*** Begin section ***

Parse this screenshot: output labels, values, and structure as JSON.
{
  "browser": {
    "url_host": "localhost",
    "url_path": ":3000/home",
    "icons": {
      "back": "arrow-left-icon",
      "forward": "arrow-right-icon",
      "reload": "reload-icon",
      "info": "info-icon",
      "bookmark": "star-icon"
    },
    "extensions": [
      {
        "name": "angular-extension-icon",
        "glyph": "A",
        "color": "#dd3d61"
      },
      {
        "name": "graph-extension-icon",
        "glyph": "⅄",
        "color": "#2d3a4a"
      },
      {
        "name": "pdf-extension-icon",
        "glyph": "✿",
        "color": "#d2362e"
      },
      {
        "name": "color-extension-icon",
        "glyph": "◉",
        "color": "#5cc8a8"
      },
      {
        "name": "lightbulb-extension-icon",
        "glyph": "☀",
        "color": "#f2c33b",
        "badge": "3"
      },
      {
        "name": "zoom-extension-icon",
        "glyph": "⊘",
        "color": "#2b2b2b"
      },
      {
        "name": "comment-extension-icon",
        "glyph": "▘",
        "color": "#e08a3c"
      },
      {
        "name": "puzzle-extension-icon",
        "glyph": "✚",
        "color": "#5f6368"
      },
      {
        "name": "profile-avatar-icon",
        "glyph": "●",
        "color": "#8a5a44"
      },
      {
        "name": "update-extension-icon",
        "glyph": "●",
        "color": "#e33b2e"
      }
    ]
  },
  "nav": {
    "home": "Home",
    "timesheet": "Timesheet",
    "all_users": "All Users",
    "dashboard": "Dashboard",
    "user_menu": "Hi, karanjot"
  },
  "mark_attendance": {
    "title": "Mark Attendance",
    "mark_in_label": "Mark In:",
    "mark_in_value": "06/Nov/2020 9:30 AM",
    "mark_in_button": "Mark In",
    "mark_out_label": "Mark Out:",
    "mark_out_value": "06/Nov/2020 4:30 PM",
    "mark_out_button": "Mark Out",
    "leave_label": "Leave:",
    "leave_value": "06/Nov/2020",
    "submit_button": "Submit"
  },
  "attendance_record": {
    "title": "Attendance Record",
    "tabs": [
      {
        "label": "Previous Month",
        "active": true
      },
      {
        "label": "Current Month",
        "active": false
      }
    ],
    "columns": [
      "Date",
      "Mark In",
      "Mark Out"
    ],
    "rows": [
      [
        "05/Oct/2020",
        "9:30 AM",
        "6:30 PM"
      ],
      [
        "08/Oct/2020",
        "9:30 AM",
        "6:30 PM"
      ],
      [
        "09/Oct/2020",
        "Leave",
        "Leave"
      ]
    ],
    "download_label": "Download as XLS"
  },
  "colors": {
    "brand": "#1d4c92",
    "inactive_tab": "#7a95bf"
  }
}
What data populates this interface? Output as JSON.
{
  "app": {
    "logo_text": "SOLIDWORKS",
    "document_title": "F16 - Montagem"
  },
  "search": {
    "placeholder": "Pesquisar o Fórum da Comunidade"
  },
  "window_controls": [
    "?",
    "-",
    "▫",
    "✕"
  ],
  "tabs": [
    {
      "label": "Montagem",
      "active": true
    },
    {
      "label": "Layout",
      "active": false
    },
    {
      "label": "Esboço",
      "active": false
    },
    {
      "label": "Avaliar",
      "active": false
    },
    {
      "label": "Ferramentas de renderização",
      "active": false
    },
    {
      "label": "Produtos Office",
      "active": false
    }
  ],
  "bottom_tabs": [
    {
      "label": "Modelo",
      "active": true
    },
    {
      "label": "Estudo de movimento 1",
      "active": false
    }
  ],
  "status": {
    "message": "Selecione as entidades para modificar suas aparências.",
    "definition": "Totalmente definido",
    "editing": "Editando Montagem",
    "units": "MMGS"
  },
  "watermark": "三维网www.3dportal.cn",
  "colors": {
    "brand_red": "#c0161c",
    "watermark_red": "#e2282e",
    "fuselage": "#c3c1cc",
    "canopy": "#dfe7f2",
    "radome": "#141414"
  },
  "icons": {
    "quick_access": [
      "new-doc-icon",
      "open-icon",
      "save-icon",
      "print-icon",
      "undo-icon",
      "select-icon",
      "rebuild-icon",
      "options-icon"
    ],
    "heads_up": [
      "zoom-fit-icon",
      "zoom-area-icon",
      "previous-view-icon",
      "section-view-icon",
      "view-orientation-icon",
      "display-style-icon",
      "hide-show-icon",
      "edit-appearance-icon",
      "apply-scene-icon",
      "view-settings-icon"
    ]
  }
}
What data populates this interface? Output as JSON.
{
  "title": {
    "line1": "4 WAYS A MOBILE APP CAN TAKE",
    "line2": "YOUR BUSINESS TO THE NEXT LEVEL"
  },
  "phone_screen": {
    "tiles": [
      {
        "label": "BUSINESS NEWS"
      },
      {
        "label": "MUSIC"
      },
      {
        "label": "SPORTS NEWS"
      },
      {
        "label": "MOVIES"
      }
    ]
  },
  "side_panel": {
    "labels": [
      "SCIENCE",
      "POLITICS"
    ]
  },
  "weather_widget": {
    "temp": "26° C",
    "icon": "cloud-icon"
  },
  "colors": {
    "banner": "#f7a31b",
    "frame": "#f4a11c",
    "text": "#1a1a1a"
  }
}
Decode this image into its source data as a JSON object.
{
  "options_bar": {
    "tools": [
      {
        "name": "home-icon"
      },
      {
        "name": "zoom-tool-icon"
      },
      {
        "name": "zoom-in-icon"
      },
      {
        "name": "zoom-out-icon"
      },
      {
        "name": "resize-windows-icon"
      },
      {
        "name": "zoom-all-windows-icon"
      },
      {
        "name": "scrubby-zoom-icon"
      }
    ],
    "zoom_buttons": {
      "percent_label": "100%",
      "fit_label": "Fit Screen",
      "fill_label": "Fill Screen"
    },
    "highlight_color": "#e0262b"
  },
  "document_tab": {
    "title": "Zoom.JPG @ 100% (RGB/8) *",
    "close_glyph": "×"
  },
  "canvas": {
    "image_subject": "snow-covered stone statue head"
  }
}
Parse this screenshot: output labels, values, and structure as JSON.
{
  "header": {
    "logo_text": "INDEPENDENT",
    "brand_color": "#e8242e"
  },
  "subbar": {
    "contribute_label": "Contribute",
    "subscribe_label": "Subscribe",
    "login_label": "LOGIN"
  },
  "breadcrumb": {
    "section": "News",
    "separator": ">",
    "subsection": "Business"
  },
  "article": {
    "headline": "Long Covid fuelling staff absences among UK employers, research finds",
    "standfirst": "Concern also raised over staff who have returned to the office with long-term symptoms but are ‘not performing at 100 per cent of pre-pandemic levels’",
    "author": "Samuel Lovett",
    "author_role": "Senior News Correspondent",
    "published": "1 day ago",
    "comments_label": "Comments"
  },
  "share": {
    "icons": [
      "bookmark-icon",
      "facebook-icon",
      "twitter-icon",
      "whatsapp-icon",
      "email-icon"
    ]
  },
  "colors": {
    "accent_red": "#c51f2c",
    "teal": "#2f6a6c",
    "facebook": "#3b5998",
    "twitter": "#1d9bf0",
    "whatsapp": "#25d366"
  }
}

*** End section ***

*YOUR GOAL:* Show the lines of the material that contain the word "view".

*COMPLETED EXERCISE:*
      "previous-view-icon",
      "section-view-icon",
      "view-orientation-icon",
      "view-settings-icon"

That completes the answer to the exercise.